  3. Discussion: Provide a subject-oriented debate forum for students wherein they may openly discuss and recognize various arguments, judge the credibility of source material, point out the logical fallacies, and talk about how to transfer the information to other situations.
  4. Engaging in Science: Critical thinking is scientific thinking—exploring a subject scientifically provides a way in which to apply reasoning to questions and problems encountered in virtually every academic discipline.
  5. Give feedback on student reading, writing, discussions, and their ability to engage in science. If one of your over-arching learning-outcome goals is to improve higher-order thinking skills, then your accurate, timely feedback is critical.

And finally, know that acquiring critical thinking skills takes time. Developing them takes practice, and not just in one, but in multiple settings. It is never too late to assist students on the life-long journey of critical thinking.

 

Sources:

Clement, J., and Lochhead, J. (1979). Introduction to research in cognitive process instruction. Hillsdale, NJ: Cognitive Process Instruction.

van Gelder, T. (2005). Teaching critical thinking: some lessons from cognitive science. College Teaching, 53. Retrieved March 31, 2008, from http://docs.google.com/viewer?a=v&pid=sites&srcid=ZGVmYXVsdGRvbWFpbnx0aW12YW5nZWxkZXJ8Z3g6NDI4Y2UyNjc4MDUxMzQxMg

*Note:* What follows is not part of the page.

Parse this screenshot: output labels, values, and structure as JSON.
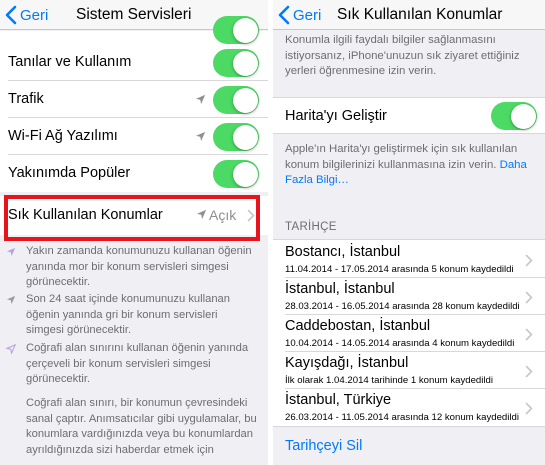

Contributors:

Peter Connor - TILT Web Content Writer and Editor